Multivitamin and mineral supplement did not alter the antioxidant capacity in plasma of healthy young men and women
Sommaire de l'article

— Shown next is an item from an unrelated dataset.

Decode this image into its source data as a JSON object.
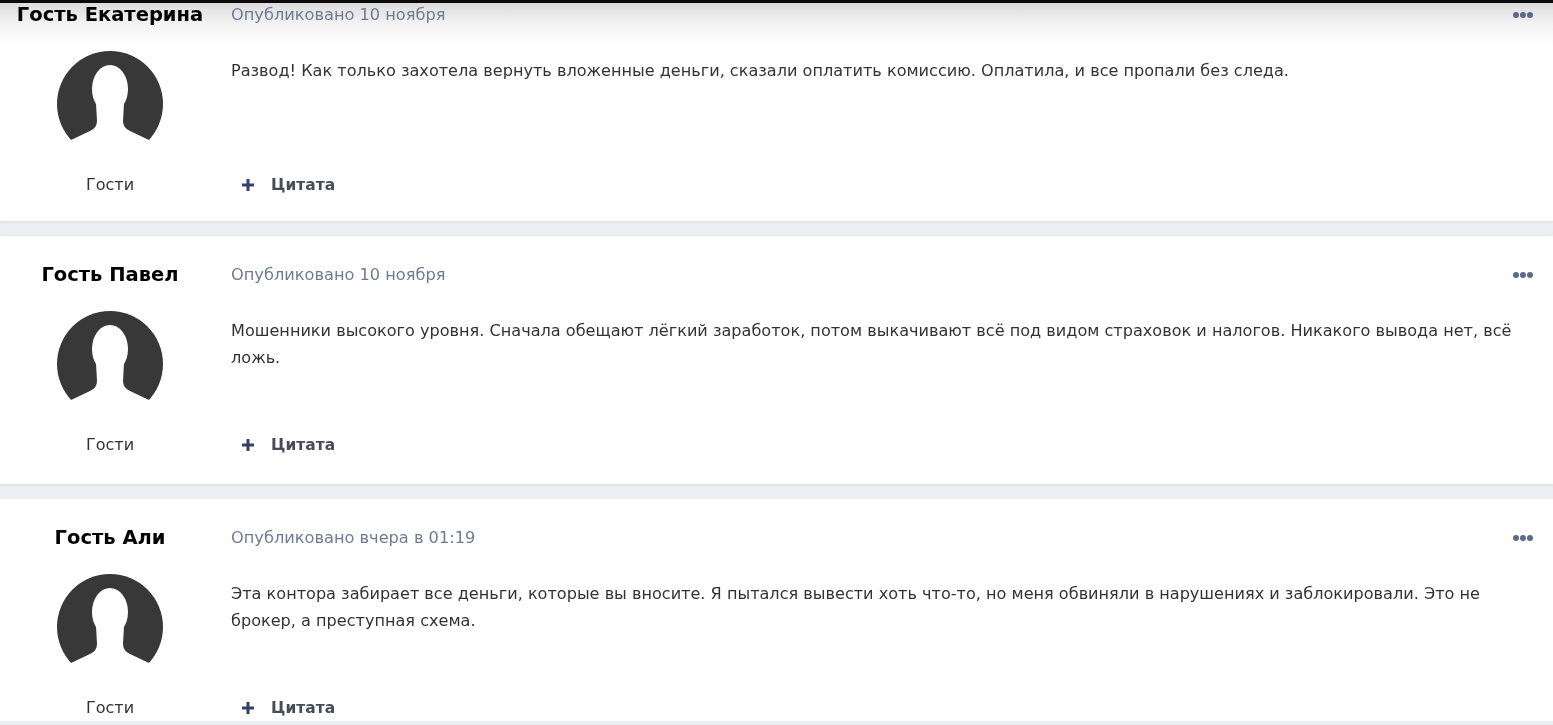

Diets high in fruit and vegetable have been associated with a reduced risk of several cancers and cardiovascular disease. Antioxidant vitamins have been suggested to be responsible. The objective of the study was to determine whether there is an association between plasma antioxidant capacity and plasma antioxidant concentrations and whether a 3 week vitamin/ mineral supplement will enhance the plasma antioxidant capacity in 57 healthy UCLA medical students. The plasma antioxidant capacity was determined before and after 3 weeks of a daily vitamin/ mineral supplement which provided 440 TCT of alpha-tocopherol (alpha-T), 22,500 IU of beta-carotene (beta-C) and 620 mg of ascorbic acid. The anti-oxidant capacity was determined by HPLC measurement of thiobarbituric acid reacting substances (TBARS) after exposing the plasma to oxidative stress generated by 2,2-azobis(2-amidinopropane) hydrochloride (AAPH) for 4 hours at 37 degrees C. Plasma alpha-T and beta-C were measured by HPLC. There was no association between plasma antioxidant capacity before supplementation and plasma alpha-T or beta-C concentrations. Multivitamin/ multimineral supplementation did not enhance the antioxidant capacity. More specific markers of oxidative stress may be needed and future studies with longer supplementation periods are warranted.